The reason I want to do this is I know that mp3gain properly normalized my mp3 files, but my aac files are poorly normalized. I have run an experiment
where I copied the mp3gain & replaygain APE tags from the MP3 file to the aac file and the end result
was that the aac file is properly normalized.
You mentioned foobar2000. I am not sure it will help me because it will perform an analysis on the aac files, which are not normalized.
Let me know if I am missing your point.
When you refer to UNDO information for mp3gain, I presume you are referring to being able to undo
a normalization change. This is not important to me as I am happy with the current normalization levels in the mp3 files.
When applying ReplayGain calculation to a media file, it is never needed, that the media file has been 'normalized' in any way!
In general, 'normalizing' a peace of music means to push the peak level of the music to the technical topmost level, without introducing distortion, this is self-evident.
'Normalizing' is counter productive to the ReplayGain leveling method.
When using ReplayGain in the 'Album Mode', then the differences in loudness between the tracks will be respected.
And this behaviour preserves the intention of the artist, when his/her work has been released to the public.
Quiet music should remain silent.
Loud titles should be loud, in relation to the quite titles, so there are noticeable dynamics.
When using ReplayGain in the 'Track Mode' or 'Radio Mode', each track will be played with equal loudness.
Where is the sense of 'normalizing' when using 'ReplayGain'?
Understood. My real goal (not articulated well previously) is to take low bit-rate mp3's
I have encoded over the years and upgrade them using iTunes Match to 256 kbps AAC files.
Although I chose poorly with the bitrate, I did normalize using mp3gain using album
normalization at 89 dB. The problem I am seeing in this upgrade is that the AAC files are not
normalized at all (either at the track or album level) as the sources come from a variety of places that
Apple has access to. My goal is to get these AAC tracks normalized to the Replaygain normalization
of my older low bitrate mp3's, which did incorporate album normalization.

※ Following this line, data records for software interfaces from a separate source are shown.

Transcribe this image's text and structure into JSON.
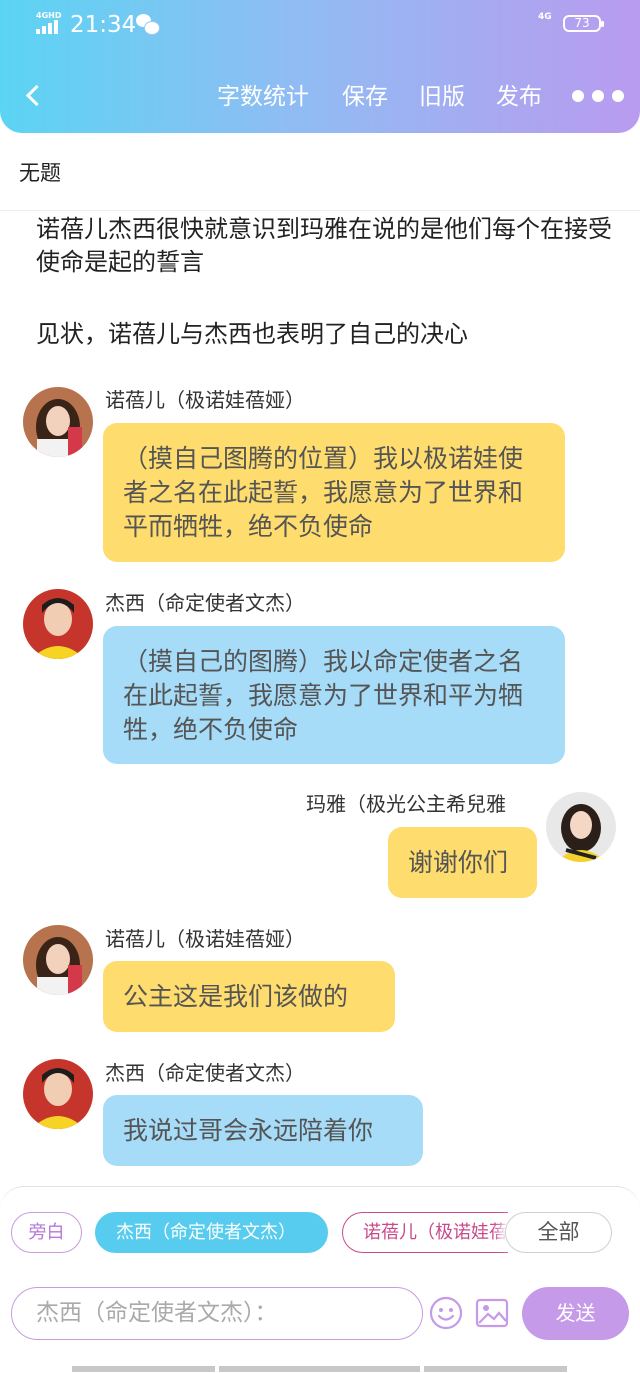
{
  "status_bar": {
    "network_left": "4GHD",
    "time": "21:34",
    "network_right": "4G",
    "battery": "73"
  },
  "header": {
    "back_icon": "chevron-left-icon",
    "actions": [
      "字数统计",
      "保存",
      "旧版",
      "发布"
    ],
    "more_icon": "more-dots-icon"
  },
  "title": "无题",
  "narration": [
    "诺蓓儿杰西很快就意识到玛雅在说的是他们每个在接受使命是起的誓言",
    "见状，诺蓓儿与杰西也表明了自己的决心"
  ],
  "messages": [
    {
      "speaker": "诺蓓儿（极诺娃蓓娅）",
      "side": "left",
      "bubble": "yellow",
      "text": "（摸自己图腾的位置）我以极诺娃使者之名在此起誓，我愿意为了世界和平而牺牲，绝不负使命"
    },
    {
      "speaker": "杰西（命定使者文杰）",
      "side": "left",
      "bubble": "blue",
      "text": "（摸自己的图腾）我以命定使者之名在此起誓，我愿意为了世界和平为牺牲，绝不负使命"
    },
    {
      "speaker": "玛雅（极光公主希兒雅",
      "side": "right",
      "bubble": "yellow",
      "text": "谢谢你们"
    },
    {
      "speaker": "诺蓓儿（极诺娃蓓娅）",
      "side": "left",
      "bubble": "yellow",
      "text": "公主这是我们该做的"
    },
    {
      "speaker": "杰西（命定使者文杰）",
      "side": "left",
      "bubble": "blue",
      "text": "我说过哥会永远陪着你"
    }
  ],
  "roles": {
    "narrator": "旁白",
    "jessie": "杰西（命定使者文杰）",
    "noel": "诺蓓儿（极诺娃蓓娅）",
    "all": "全部"
  },
  "composer": {
    "placeholder": "杰西（命定使者文杰）：",
    "emoji_icon": "emoji-icon",
    "image_icon": "image-icon",
    "send": "发送"
  },
  "colors": {
    "header_gradient": [
      "#5bd4f3",
      "#b99bef"
    ],
    "bubble_yellow": "#fedc6d",
    "bubble_blue": "#a6dcf8",
    "send_button": "#c49ae9"
  }
}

The desire is to adjust them so they
match the dB level of the older mp3s on a track-by-track basis. To really do this I need to get the replaygain
levels for the mp3 added to my AAC file so I can make the adjustment.

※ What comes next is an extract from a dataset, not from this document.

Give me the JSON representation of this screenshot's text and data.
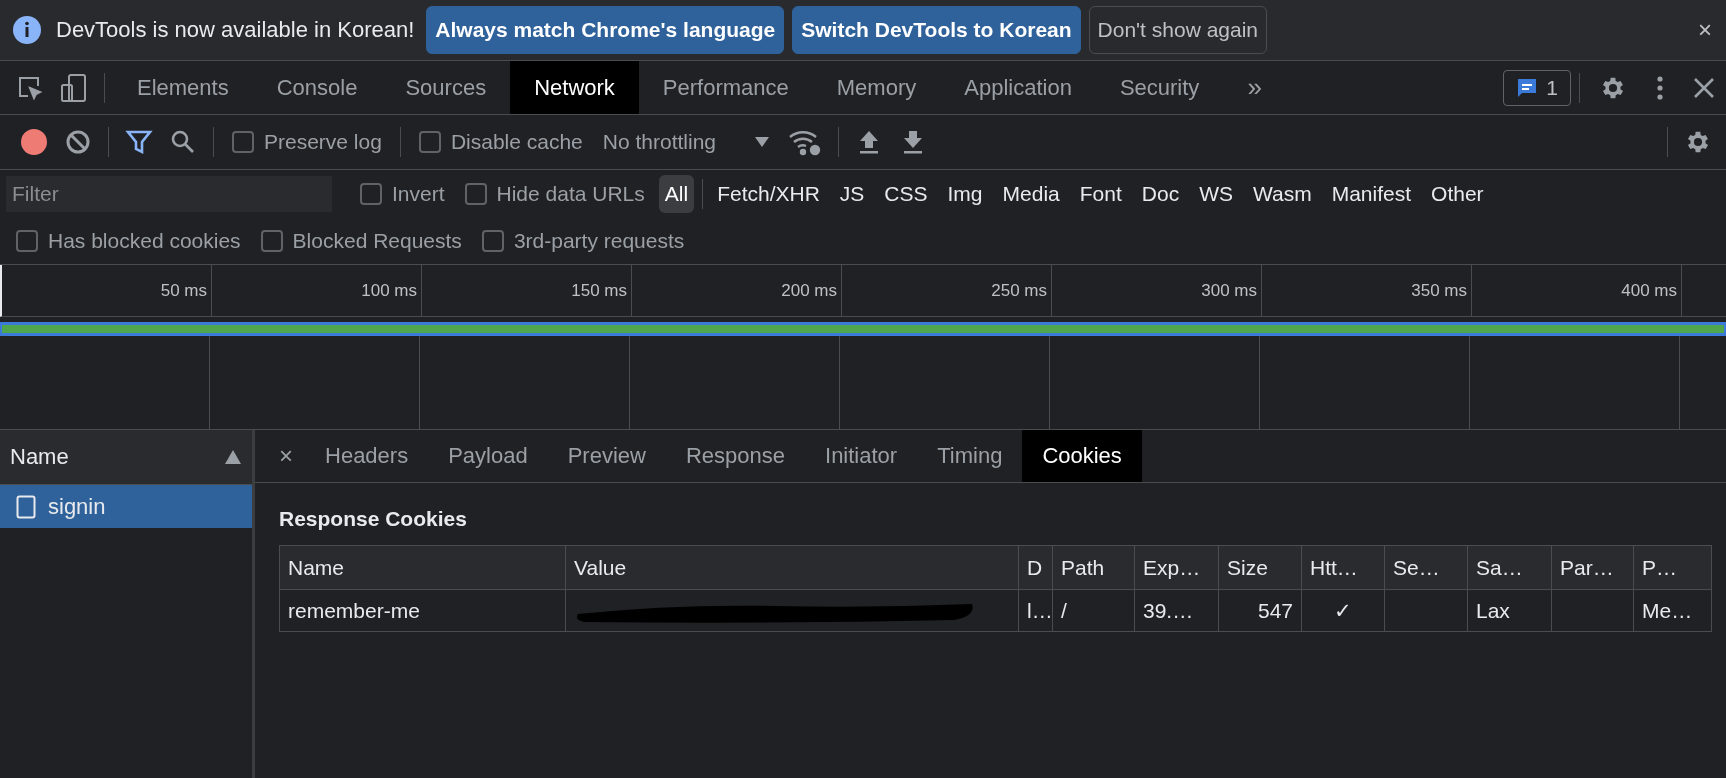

Your recommendation to look at foobar2000 was fantastic in this regard as it would create ID3 tags for the
replaygain levels which I could then use (mp3gain created APE tags only). The end result is that I
adjust the AAC files based on the difference between the AAC replaygain levels and the corresponding
mp3 file levels (copying the mp3 file tags to the AAC file first) and then apply that delta. So far, it has
worked well and the AAC dB levels have aligned with the mp3 levels that were previously created
using an album analysis.
Bottom line here is that I now have a process that I continue to verify empirically.
Where do you get the belief that the "old" mp3 files have the same technical loudness as the "new" aac files?
Regarding my understanding of audio processing this act sounds rather worse and confused.
For my understanding it can not be right, that someone simply copies RG values from one media file to the other media file.
For this to work properly, both media file's content must be identical copies on a per bit basis and must be encoded with the same version of the same codec.
However, the working basis for a clean ReplayGaining can only ever be the one and only current media file, to which the method is applied.
I did not technically verified this yet, but my current opinion is, that someone cannot simply interchange and apply ReplayGain number values between mp3 files and aac files, in order to hear both media files in the same loudness.